Wow. Even that title is intimidating. But this is probably the question I get asked most often. First, let's break it down. You only have to "make yourself workout" until it's a habit. After that, your habit takes over and you just have to keep the train on the tracks. Much easier to do. So, the focus needs to be on step one. Habits have three components: the cue, the routine, and the reward. I attack all three.
Lately, lots of folks I know have started eating Paleo. Essentially, that means eating real food such as vegetables, meat (preferably grass fed), healthy fats, and some fruit and nuts. It eliminates all grains, processed foods, and most sugar and dairy. One of the first questions they typically ask is, "what do I eat for breakfast?" I thought I'd share some of my favorites.
For many years, I operated under the illusion that I could make good decisions on the fly and was simultaneously frustrated that I wasn't getting the results I was looking for. I never realized the two were connected. Cue the virtual 2x4 across my forehead. It easily ranks as one of my top 5 self truths. Let's break this down. First, we have to acknowledge that we don't often make rational, logical decisions. Instead, our decisions are heavily (even primarily) influenced by the design of the question itself. Disagree? Here are some examples . . .

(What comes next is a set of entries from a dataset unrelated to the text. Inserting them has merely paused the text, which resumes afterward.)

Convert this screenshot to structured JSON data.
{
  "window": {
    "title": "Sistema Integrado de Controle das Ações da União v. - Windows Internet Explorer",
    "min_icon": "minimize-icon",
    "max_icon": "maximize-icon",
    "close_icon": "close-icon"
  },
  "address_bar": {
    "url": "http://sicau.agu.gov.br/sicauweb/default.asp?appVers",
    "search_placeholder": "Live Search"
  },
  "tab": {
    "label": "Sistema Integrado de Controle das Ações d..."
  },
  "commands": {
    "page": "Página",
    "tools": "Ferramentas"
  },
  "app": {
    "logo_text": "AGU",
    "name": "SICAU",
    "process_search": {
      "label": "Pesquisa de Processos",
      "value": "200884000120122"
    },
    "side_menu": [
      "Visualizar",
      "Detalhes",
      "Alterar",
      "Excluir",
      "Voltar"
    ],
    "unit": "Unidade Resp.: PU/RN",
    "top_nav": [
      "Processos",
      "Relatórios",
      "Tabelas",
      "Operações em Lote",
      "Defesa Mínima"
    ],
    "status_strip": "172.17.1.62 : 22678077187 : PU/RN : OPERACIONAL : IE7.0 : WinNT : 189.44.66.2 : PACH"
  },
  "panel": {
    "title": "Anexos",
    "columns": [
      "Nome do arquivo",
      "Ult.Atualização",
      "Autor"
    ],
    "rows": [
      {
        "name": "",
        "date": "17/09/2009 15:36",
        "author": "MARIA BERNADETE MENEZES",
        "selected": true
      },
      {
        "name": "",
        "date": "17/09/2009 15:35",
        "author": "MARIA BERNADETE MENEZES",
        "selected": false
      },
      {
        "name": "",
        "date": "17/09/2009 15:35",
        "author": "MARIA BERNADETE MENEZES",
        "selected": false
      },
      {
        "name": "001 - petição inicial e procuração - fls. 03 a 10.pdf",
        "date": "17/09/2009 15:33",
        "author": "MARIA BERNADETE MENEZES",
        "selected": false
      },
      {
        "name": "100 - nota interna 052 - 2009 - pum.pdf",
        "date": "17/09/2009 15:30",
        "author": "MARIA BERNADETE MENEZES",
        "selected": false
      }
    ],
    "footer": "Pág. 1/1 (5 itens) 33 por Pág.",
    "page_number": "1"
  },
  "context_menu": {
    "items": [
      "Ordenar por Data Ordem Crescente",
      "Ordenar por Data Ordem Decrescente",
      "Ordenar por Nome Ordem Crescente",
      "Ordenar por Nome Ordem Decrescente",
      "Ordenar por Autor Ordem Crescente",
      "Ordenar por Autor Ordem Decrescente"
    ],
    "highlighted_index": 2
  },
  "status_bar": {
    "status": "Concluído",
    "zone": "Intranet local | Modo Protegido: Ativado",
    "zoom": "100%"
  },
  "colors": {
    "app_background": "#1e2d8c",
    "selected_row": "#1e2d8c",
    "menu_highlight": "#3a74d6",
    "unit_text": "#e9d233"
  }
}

Last November, I stumbled upon an interesting analogy for life strategy - bumper bowling. I know what you're thinking. It seems completely random and sort of ridiculous. Think about it this way . . . When you get to the bowling alley, you can bowl "normally" or you can acknowledge your weaknesses and bowl with guardrails. It's likely to bruise your ego a bit, but I'll bet your scorecard will improve. While you may not hit a strike every time, you'll certainly be racking up points with every attempt. I've learned that we can choose to live life that way too. And it's pretty much the same trade: eat some humble pie and get significantly better results. But there's one really big key . . .